I had a phone interview yesterday. My interviewer was a young woman, maybe in her late 20s? (Her photo was on the company’s website.)
Five minutes and ten seconds exactly after we finished our conversation, she sent me an email telling me they were “going in a different direction.” That is, thanks but no thanks.
I am trying to figure out why. I hope it’s not because she thought I was Too Loud. She asked what my weaknesses were and I told her.
I am being completely honest these days because I don’t want any more jobs where I am stuck doing the things I am bad at or where my personality isn’t a fit.
Well, I was being completely honest in this interview because I don’t really want to work at this place anyhow, but I applied because it’s good practice to interview as much as possible. Their website is all about how they have fun together after work drinking and partying and there is nobody in their company photos who looks to be over 35 years old. Culturally, it would not be a fit. I don’t want to hang out with my co-workers and drink. I want to go home after work. I work for money.
The first weakness I told her about is that I am not strong with details and numbers. A few years ago, one week after I started a new job, the man who hired me quit. He was in charge of all the financial reporting. His boss told me I needed to do these reports now. (But Big Boss did not give me Quitting Man’s salary and when Big Boss replaced Quitting Man, he did not ask Replacement Person – at $30K a year more than I was making – to take back the financial reporting responsibilities. I am still a little ticked off about that.)
Anyhow, I can do financial reports but I hate doing them and it takes me three times as long as anyone else because I have to build in so many checks to make sure all the numbers (which are usually fiction) tick and tie.

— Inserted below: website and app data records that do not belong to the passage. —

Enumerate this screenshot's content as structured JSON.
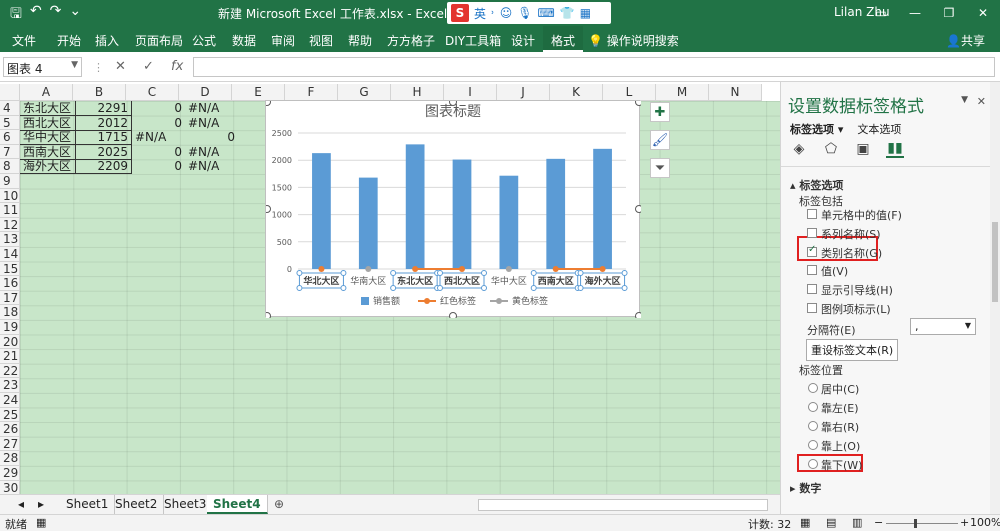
{
  "titlebar": {
    "title": "新建 Microsoft Excel 工作表.xlsx  -  Excel",
    "ime_label": "英",
    "ime_logo": "S",
    "user": "Lilan Zhu",
    "btn_restore": "▭",
    "btn_minimize": "—",
    "btn_maximize": "❐",
    "btn_close": "✕"
  },
  "ribbon": {
    "tabs": [
      "文件",
      "开始",
      "插入",
      "页面布局",
      "公式",
      "数据",
      "审阅",
      "视图",
      "帮助",
      "方方格子",
      "DIY工具箱",
      "设计",
      "格式"
    ],
    "tellme": "操作说明搜索",
    "share": "共享"
  },
  "formula_bar": {
    "name_box": "图表 4",
    "fx": "fx",
    "formula": ""
  },
  "grid": {
    "columns": [
      "A",
      "B",
      "C",
      "D",
      "E",
      "F",
      "G",
      "H",
      "I",
      "J",
      "K",
      "L",
      "M",
      "N"
    ],
    "rows": [
      "4",
      "5",
      "6",
      "7",
      "8",
      "9",
      "10",
      "11",
      "12",
      "13",
      "14",
      "15",
      "16",
      "17",
      "18",
      "19",
      "20",
      "21",
      "22",
      "23",
      "24",
      "25",
      "26",
      "27",
      "28",
      "29",
      "30"
    ],
    "data_rows": [
      {
        "a": "东北大区",
        "b": "2291",
        "c": "0",
        "d": "#N/A"
      },
      {
        "a": "西北大区",
        "b": "2012",
        "c": "0",
        "d": "#N/A"
      },
      {
        "a": "华中大区",
        "b": "1715",
        "c": "#N/A",
        "d": "0"
      },
      {
        "a": "西南大区",
        "b": "2025",
        "c": "0",
        "d": "#N/A"
      },
      {
        "a": "海外大区",
        "b": "2209",
        "c": "0",
        "d": "#N/A"
      }
    ]
  },
  "chart_data": {
    "type": "bar",
    "title": "图表标题",
    "categories": [
      "华北大区",
      "华南大区",
      "东北大区",
      "西北大区",
      "华中大区",
      "西南大区",
      "海外大区"
    ],
    "series": [
      {
        "name": "销售额",
        "values": [
          2130,
          1680,
          2291,
          2012,
          1715,
          2025,
          2209
        ]
      },
      {
        "name": "红色标签",
        "values": [
          0,
          null,
          0,
          0,
          null,
          0,
          0
        ]
      },
      {
        "name": "黄色标签",
        "values": [
          null,
          0,
          null,
          null,
          0,
          null,
          null
        ]
      }
    ],
    "data_labels": [
      "华北大区",
      "华南大区",
      "东北大区",
      "西北大区",
      "华中大区",
      "西南大区",
      "海外大区"
    ],
    "yticks": [
      "0",
      "500",
      "1000",
      "1500",
      "2000",
      "2500"
    ],
    "ylim": [
      0,
      2500
    ],
    "legend_position": "bottom",
    "colors": {
      "bar": "#5b9bd5",
      "red": "#ed7d31",
      "gray": "#a5a5a5"
    }
  },
  "sheets": {
    "tabs": [
      "Sheet1",
      "Sheet2",
      "Sheet3",
      "Sheet4"
    ],
    "active": "Sheet4",
    "add": "⊕"
  },
  "status": {
    "left": "就绪",
    "count": "计数: 32",
    "zoom": "100%"
  },
  "pane": {
    "title": "设置数据标签格式",
    "tab_label": "标签选项 ▾",
    "tab_text": "文本选项",
    "section_title": "▴ 标签选项",
    "contains_label": "标签包括",
    "options": [
      {
        "label": "单元格中的值(F)",
        "checked": false
      },
      {
        "label": "系列名称(S)",
        "checked": false
      },
      {
        "label": "类别名称(G)",
        "checked": true
      },
      {
        "label": "值(V)",
        "checked": false
      },
      {
        "label": "显示引导线(H)",
        "checked": false
      },
      {
        "label": "图例项标示(L)",
        "checked": false
      }
    ],
    "separator_label": "分隔符(E)",
    "separator_value": ",",
    "reset_button": "重设标签文本(R)",
    "position_label": "标签位置",
    "positions": [
      "居中(C)",
      "靠左(E)",
      "靠右(R)",
      "靠上(O)",
      "靠下(W)"
    ],
    "number_section": "▸ 数字"
  }
}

The other weakness I told her about is that I am outspoken.
This company was founded by a woman. It’s run by a woman. It’s mostly women who work there.
One would think that other women would embrace outspoken. And would understand that “outspoken” does not mean “abrasive” or “judgmental” or rude or mean.
Sometimes, “outspoken” just means, “eager to contribute ideas” and “doesn’t sit meekly while everyone else talks.”
But maybe not.
Men sure don’t want outspoken. Unless it’s from other men. Then it’s perfectly OK.
Words like bossy, abrasive, strident, and aggressive are used to describe women’s behaviors when they lead; words like emotional and irrational describe their behaviors when they object. All of these words show up at least twice in the women’s review text I reviewed, some much more often. Abrasive alone is used 17 times to describe 13 different women. Among these words, only aggressive shows up in men’s reviews at all. It shows up three times, twice with an exhortation to be more of it.
Maybe I should just sew my lips together.
(Read more of Snyder’s work: